This story has been updated with new data and comments.
The Texas Department of State Health Services failed to notify El Paso health officials of almost 900 positive COVID-19 cases since late June, part of what appears to be a widespread data failure that may have led tens of thousands of cases statewide to go unrecorded in recent weeks.
Dallas County also reported large numbers of previously undisclosed cases over the weekend.
On Tuesday, El Paso announced 325 positive cases that had not been reported. On Saturday, the El Paso Department of Public Health revealed 356 previously unreported cases from the prior several weeks. DPH announced another 214 previously unreported cases on Sunday.
The 895 newly announced cases means that El Paso’s number of COVID-19 cases over the past eight weeks was 7.6 percent higher than previously announced.
City officials on Tuesday blamed that error on Honu, a contractor hired by the state of Texas to conduct mass testing in El Paso. Over the weekend, its explanation shifted, saying most of the newly discovered positive tests were from private labs. The Department of State Health Services gets the results from private labs and has lagged in notifying El Paso and other local jurisdictions of positive results, said Jorge Rodriguez, an assistant fire chief and the city’s emergency management coordinator
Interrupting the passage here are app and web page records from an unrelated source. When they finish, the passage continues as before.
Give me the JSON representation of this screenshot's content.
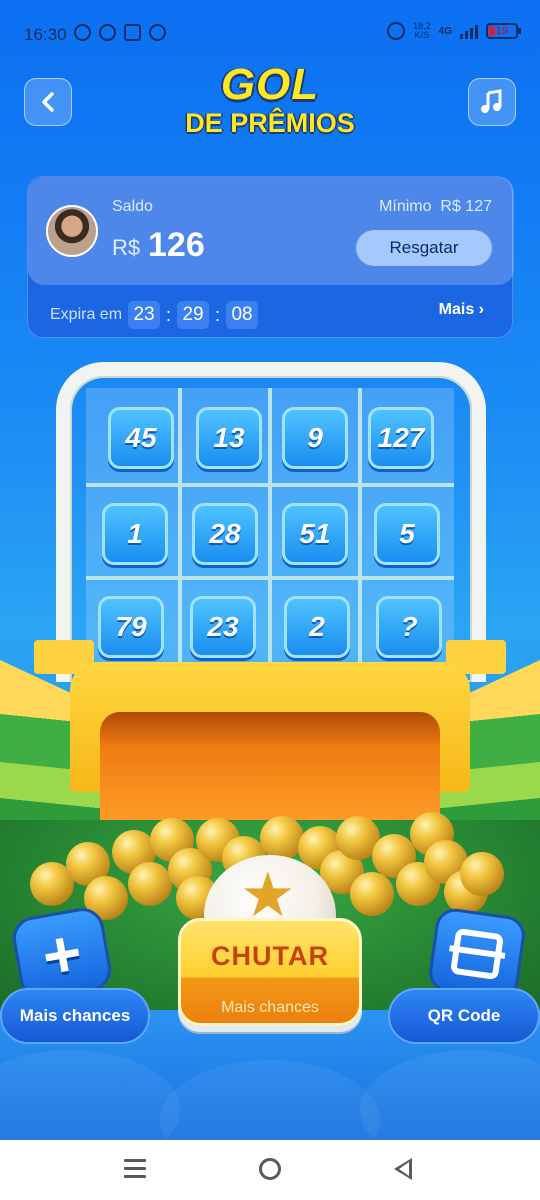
{
  "status_bar": {
    "time": "16:30",
    "speed_value": "18,2",
    "speed_unit": "K/S",
    "network": "4G",
    "battery": "19"
  },
  "header": {
    "logo_line1": "GOL",
    "logo_line2": "DE PRÊMIOS",
    "back_icon": "chevron-left-icon",
    "music_icon": "music-note-icon"
  },
  "balance": {
    "label": "Saldo",
    "currency": "R$",
    "amount": "126",
    "minimum_label": "Mínimo",
    "minimum_value": "R$ 127",
    "redeem_button": "Resgatar",
    "expires_label": "Expira em",
    "timer": {
      "hours": "23",
      "minutes": "29",
      "seconds": "08"
    },
    "more_link": "Mais ›"
  },
  "grid": {
    "cells": [
      "45",
      "13",
      "9",
      "127",
      "1",
      "28",
      "51",
      "5",
      "79",
      "23",
      "2",
      "?"
    ]
  },
  "controls": {
    "more_chances_left": "Mais chances",
    "kick_button": "CHUTAR",
    "kick_subtitle": "Mais chances",
    "qr_code": "QR Code",
    "plus_icon": "plus-icon",
    "qr_icon": "qr-scan-icon"
  },
  "colors": {
    "background_top": "#0b6ff2",
    "logo_yellow": "#ffe81f",
    "kick_text": "#c4430a"
  }
}
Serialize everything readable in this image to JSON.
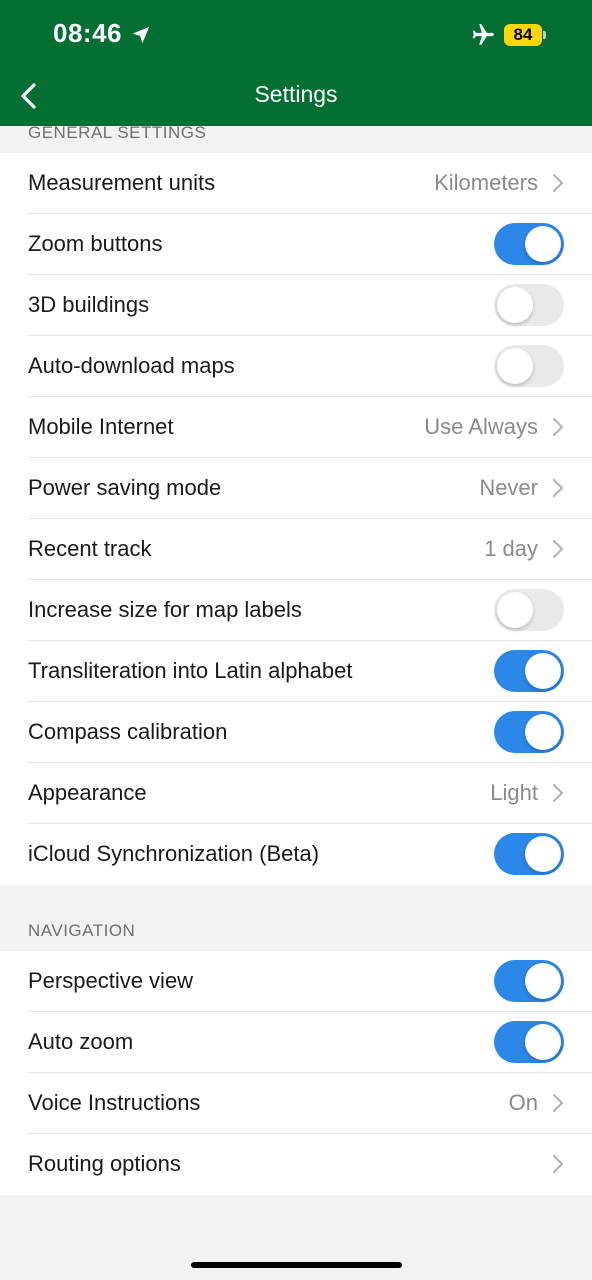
{
  "status_bar": {
    "time": "08:46",
    "battery": "84",
    "icons": [
      "location-arrow-icon",
      "airplane-icon",
      "battery-icon"
    ]
  },
  "nav": {
    "title": "Settings",
    "back_icon": "chevron-left-icon"
  },
  "colors": {
    "header": "#036f33",
    "toggle_on": "#2b87e8",
    "toggle_off": "#e9e9ea",
    "battery": "#ffd60a"
  },
  "sections": {
    "general": {
      "header": "GENERAL SETTINGS",
      "rows": [
        {
          "label": "Measurement units",
          "value": "Kilometers"
        },
        {
          "label": "Zoom buttons",
          "toggle": true
        },
        {
          "label": "3D buildings",
          "toggle": false
        },
        {
          "label": "Auto-download maps",
          "toggle": false
        },
        {
          "label": "Mobile Internet",
          "value": "Use Always"
        },
        {
          "label": "Power saving mode",
          "value": "Never"
        },
        {
          "label": "Recent track",
          "value": "1 day"
        },
        {
          "label": "Increase size for map labels",
          "toggle": false
        },
        {
          "label": "Transliteration into Latin alphabet",
          "toggle": true
        },
        {
          "label": "Compass calibration",
          "toggle": true
        },
        {
          "label": "Appearance",
          "value": "Light"
        },
        {
          "label": "iCloud Synchronization (Beta)",
          "toggle": true
        }
      ]
    },
    "navigation": {
      "header": "NAVIGATION",
      "rows": [
        {
          "label": "Perspective view",
          "toggle": true
        },
        {
          "label": "Auto zoom",
          "toggle": true
        },
        {
          "label": "Voice Instructions",
          "value": "On"
        },
        {
          "label": "Routing options",
          "value": ""
        }
      ]
    }
  }
}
“The city of El Paso cannot report out on results it has not received and is not aware of; therefore, we report and adjust the data as we receive the results. We are working tirelessly with the state so they can hold labs accountable and improving state processes for timely reports to the DPH,” Rodriguez said in a statement.
Dallas County reported Sunday that it had received almost 5,200 delayed reports of COVID-19 positive cases from the state. “According to DSHS, the backlog of reports is due to coding errors and is beginning to be resolved through a recent system upgrade in their reporting system,” Dallas County officials said in a statement, adding that more delayed reports are expected in coming days.
El Paso Matters is seeking comment from the Department of State Health Services on the delays in reporting positive test results.
On Tuesday, Rodriguez said at a news conference that the delayed reporting was a one-time event.
“Those issues have since been resolved. And we’ve been receiving all of the results now in a timely fashion,” he said. When asked if more unreported positive cases might be discovered, Rodriguez said: “No, no. It appears that we are caught up.”
The city also announced for the first time Saturday that 108 deaths are under investigation as possibly connected to COVID-19, in addition to 357 deaths already linked to the disease.
The failure to timely report COVID-19 data has tremendous potential consequences. The El Paso Department of Public Health and the state have under-reported the impact of a pandemic for several weeks. Families, businesses and other governments — including schools — are relying on that data to make potential life and death decisions.
At this point, El Paso Matters considers El Paso and state COVID-19 data to be unreliable, so we’re suspending our weekly analysis until the city and state can demonstrate that they can reliably collect and report important public health data.